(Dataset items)
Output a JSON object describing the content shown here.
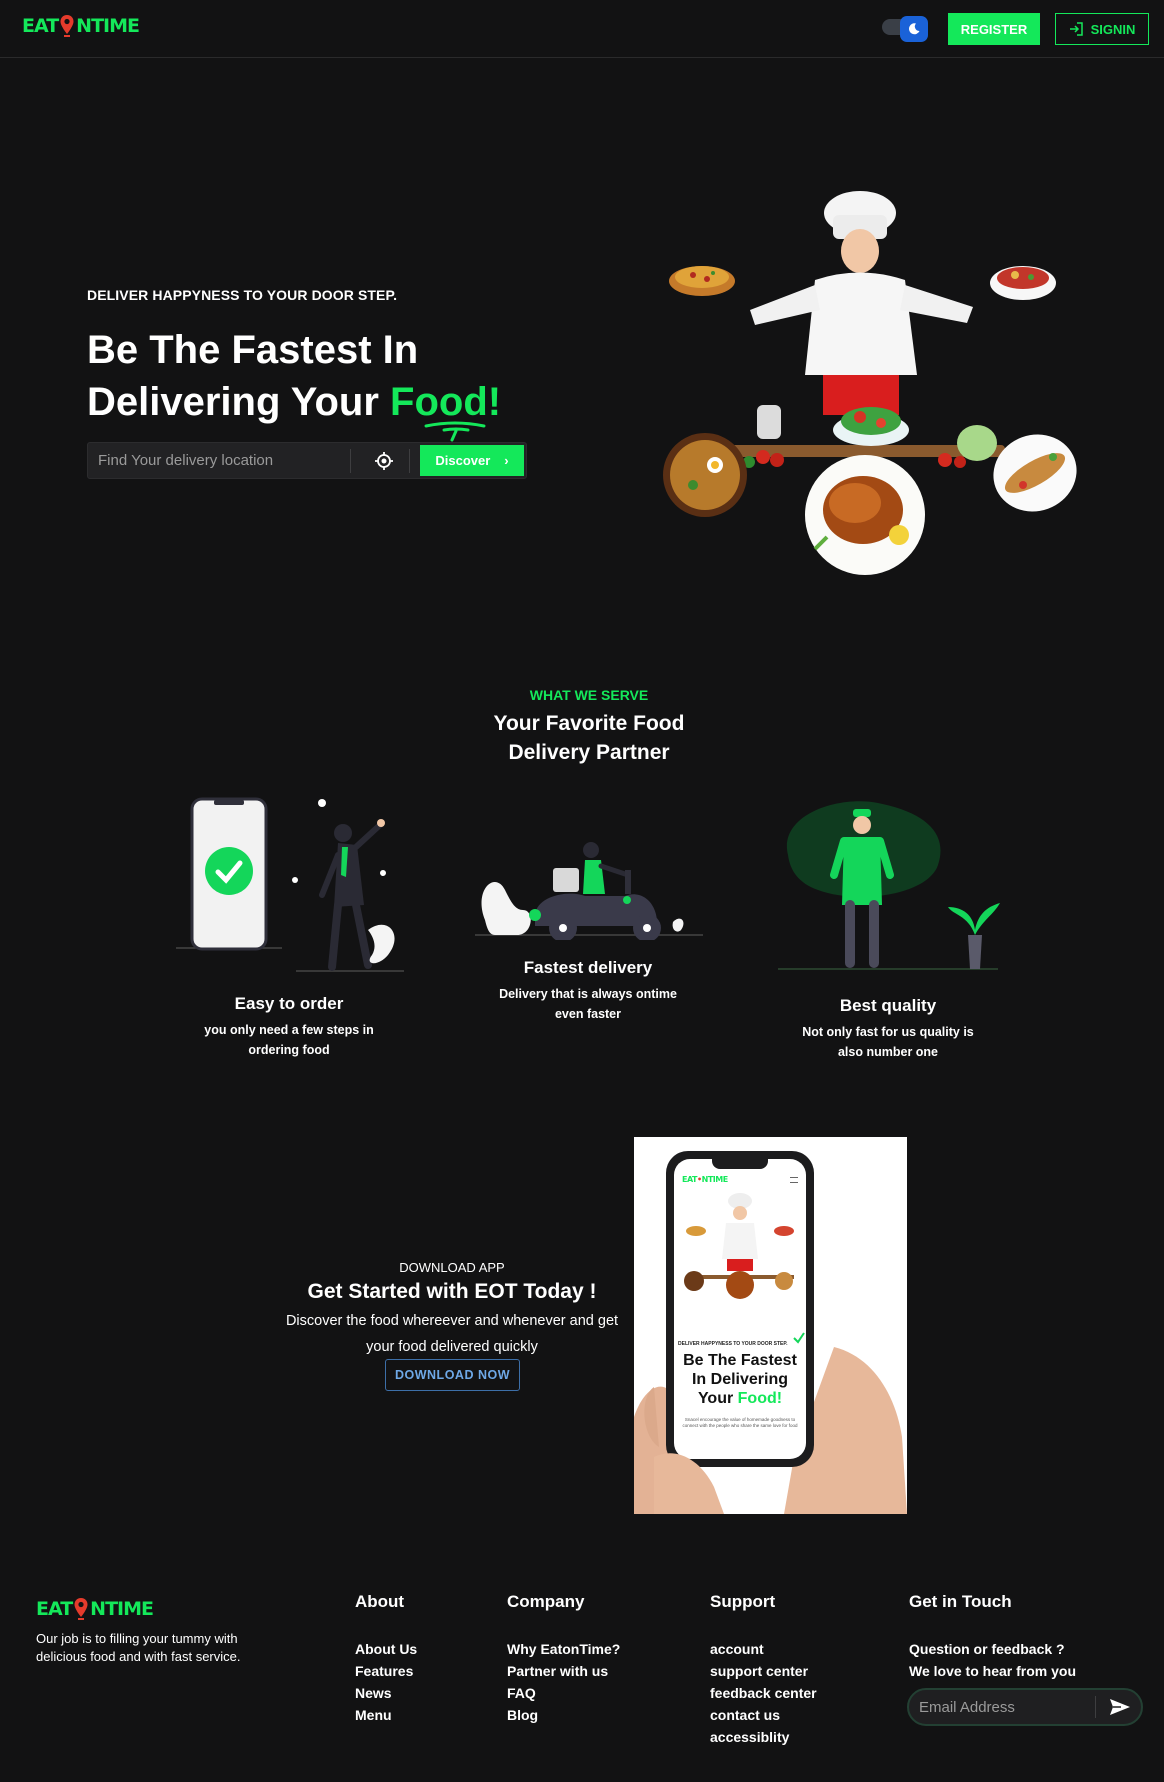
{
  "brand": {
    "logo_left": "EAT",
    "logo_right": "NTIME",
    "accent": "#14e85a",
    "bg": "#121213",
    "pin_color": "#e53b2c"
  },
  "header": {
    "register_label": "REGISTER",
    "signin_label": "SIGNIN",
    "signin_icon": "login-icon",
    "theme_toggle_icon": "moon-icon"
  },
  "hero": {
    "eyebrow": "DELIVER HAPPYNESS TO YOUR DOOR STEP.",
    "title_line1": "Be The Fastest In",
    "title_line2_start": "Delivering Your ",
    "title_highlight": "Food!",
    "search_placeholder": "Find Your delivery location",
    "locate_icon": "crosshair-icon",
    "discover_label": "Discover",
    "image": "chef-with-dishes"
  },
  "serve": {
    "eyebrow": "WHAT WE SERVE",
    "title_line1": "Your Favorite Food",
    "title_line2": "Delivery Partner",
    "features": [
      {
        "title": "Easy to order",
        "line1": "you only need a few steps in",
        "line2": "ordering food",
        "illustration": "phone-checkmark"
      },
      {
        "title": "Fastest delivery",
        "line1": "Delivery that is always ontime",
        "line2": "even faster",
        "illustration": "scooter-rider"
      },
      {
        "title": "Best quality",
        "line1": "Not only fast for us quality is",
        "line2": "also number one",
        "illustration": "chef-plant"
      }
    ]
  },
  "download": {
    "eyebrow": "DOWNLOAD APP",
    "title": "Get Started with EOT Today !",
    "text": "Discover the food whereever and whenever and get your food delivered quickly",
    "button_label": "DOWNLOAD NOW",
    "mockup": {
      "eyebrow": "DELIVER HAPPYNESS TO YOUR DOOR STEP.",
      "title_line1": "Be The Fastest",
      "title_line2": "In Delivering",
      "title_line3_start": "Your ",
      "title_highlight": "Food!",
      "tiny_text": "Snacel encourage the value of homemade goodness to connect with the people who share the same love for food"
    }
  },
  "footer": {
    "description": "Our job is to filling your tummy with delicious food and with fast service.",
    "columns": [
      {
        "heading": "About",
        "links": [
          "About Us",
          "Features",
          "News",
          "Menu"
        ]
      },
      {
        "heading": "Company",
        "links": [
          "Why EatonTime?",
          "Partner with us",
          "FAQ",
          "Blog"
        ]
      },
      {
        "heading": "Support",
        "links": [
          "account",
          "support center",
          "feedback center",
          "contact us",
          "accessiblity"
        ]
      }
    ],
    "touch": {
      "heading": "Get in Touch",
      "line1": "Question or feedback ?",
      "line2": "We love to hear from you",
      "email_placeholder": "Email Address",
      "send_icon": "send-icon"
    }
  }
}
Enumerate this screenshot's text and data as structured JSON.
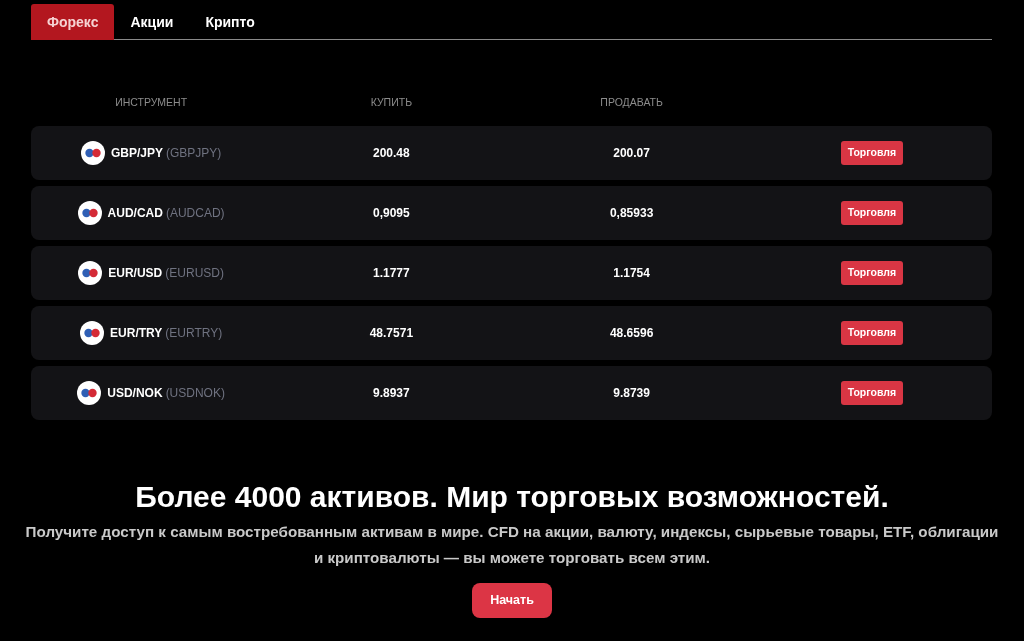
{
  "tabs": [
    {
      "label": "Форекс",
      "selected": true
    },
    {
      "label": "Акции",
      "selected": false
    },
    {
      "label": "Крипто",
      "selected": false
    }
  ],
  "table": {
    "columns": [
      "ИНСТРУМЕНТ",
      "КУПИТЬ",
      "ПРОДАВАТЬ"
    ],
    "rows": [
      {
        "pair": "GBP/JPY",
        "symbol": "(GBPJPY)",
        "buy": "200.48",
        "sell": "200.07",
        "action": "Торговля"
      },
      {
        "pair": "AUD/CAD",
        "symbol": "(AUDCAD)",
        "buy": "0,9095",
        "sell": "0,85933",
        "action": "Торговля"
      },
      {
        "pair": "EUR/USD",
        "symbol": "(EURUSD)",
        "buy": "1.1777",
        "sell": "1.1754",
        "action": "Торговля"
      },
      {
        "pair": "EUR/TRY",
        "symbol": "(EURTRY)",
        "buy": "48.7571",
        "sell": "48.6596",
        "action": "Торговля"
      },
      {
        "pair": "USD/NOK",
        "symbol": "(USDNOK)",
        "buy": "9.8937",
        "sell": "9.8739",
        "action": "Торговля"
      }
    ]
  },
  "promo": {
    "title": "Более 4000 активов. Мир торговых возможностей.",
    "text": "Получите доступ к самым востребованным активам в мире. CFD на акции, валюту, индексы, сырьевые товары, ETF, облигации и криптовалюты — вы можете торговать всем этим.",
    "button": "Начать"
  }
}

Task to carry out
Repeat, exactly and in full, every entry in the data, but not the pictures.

Written solution
Output a JSON object describing the content shown here.
{
  "brand": {
    "logo_left": "EAT",
    "logo_right": "NTIME",
    "accent": "#14e85a",
    "bg": "#121213",
    "pin_color": "#e53b2c"
  },
  "header": {
    "register_label": "REGISTER",
    "signin_label": "SIGNIN",
    "signin_icon": "login-icon",
    "theme_toggle_icon": "moon-icon"
  },
  "hero": {
    "eyebrow": "DELIVER HAPPYNESS TO YOUR DOOR STEP.",
    "title_line1": "Be The Fastest In",
    "title_line2_start": "Delivering Your ",
    "title_highlight": "Food!",
    "search_placeholder": "Find Your delivery location",
    "locate_icon": "crosshair-icon",
    "discover_label": "Discover",
    "image": "chef-with-dishes"
  },
  "serve": {
    "eyebrow": "WHAT WE SERVE",
    "title_line1": "Your Favorite Food",
    "title_line2": "Delivery Partner",
    "features": [
      {
        "title": "Easy to order",
        "line1": "you only need a few steps in",
        "line2": "ordering food",
        "illustration": "phone-checkmark"
      },
      {
        "title": "Fastest delivery",
        "line1": "Delivery that is always ontime",
        "line2": "even faster",
        "illustration": "scooter-rider"
      },
      {
        "title": "Best quality",
        "line1": "Not only fast for us quality is",
        "line2": "also number one",
        "illustration": "chef-plant"
      }
    ]
  },
  "download": {
    "eyebrow": "DOWNLOAD APP",
    "title": "Get Started with EOT Today !",
    "text": "Discover the food whereever and whenever and get your food delivered quickly",
    "button_label": "DOWNLOAD NOW",
    "mockup": {
      "eyebrow": "DELIVER HAPPYNESS TO YOUR DOOR STEP.",
      "title_line1": "Be The Fastest",
      "title_line2": "In Delivering",
      "title_line3_start": "Your ",
      "title_highlight": "Food!",
      "tiny_text": "Snacel encourage the value of homemade goodness to connect with the people who share the same love for food"
    }
  },
  "footer": {
    "description": "Our job is to filling your tummy with delicious food and with fast service.",
    "columns": [
      {
        "heading": "About",
        "links": [
          "About Us",
          "Features",
          "News",
          "Menu"
        ]
      },
      {
        "heading": "Company",
        "links": [
          "Why EatonTime?",
          "Partner with us",
          "FAQ",
          "Blog"
        ]
      },
      {
        "heading": "Support",
        "links": [
          "account",
          "support center",
          "feedback center",
          "contact us",
          "accessiblity"
        ]
      }
    ],
    "touch": {
      "heading": "Get in Touch",
      "line1": "Question or feedback ?",
      "line2": "We love to hear from you",
      "email_placeholder": "Email Address",
      "send_icon": "send-icon"
    }
  }
}
Enumerate this screenshot's text and data as structured JSON.
{
  "tabs": [
    {
      "label": "Форекс",
      "selected": true
    },
    {
      "label": "Акции",
      "selected": false
    },
    {
      "label": "Крипто",
      "selected": false
    }
  ],
  "table": {
    "columns": [
      "ИНСТРУМЕНТ",
      "КУПИТЬ",
      "ПРОДАВАТЬ"
    ],
    "rows": [
      {
        "pair": "GBP/JPY",
        "symbol": "(GBPJPY)",
        "buy": "200.48",
        "sell": "200.07",
        "action": "Торговля"
      },
      {
        "pair": "AUD/CAD",
        "symbol": "(AUDCAD)",
        "buy": "0,9095",
        "sell": "0,85933",
        "action": "Торговля"
      },
      {
        "pair": "EUR/USD",
        "symbol": "(EURUSD)",
        "buy": "1.1777",
        "sell": "1.1754",
        "action": "Торговля"
      },
      {
        "pair": "EUR/TRY",
        "symbol": "(EURTRY)",
        "buy": "48.7571",
        "sell": "48.6596",
        "action": "Торговля"
      },
      {
        "pair": "USD/NOK",
        "symbol": "(USDNOK)",
        "buy": "9.8937",
        "sell": "9.8739",
        "action": "Торговля"
      }
    ]
  },
  "promo": {
    "title": "Более 4000 активов. Мир торговых возможностей.",
    "text": "Получите доступ к самым востребованным активам в мире. CFD на акции, валюту, индексы, сырьевые товары, ETF, облигации и криптовалюты — вы можете торговать всем этим.",
    "button": "Начать"
  }
}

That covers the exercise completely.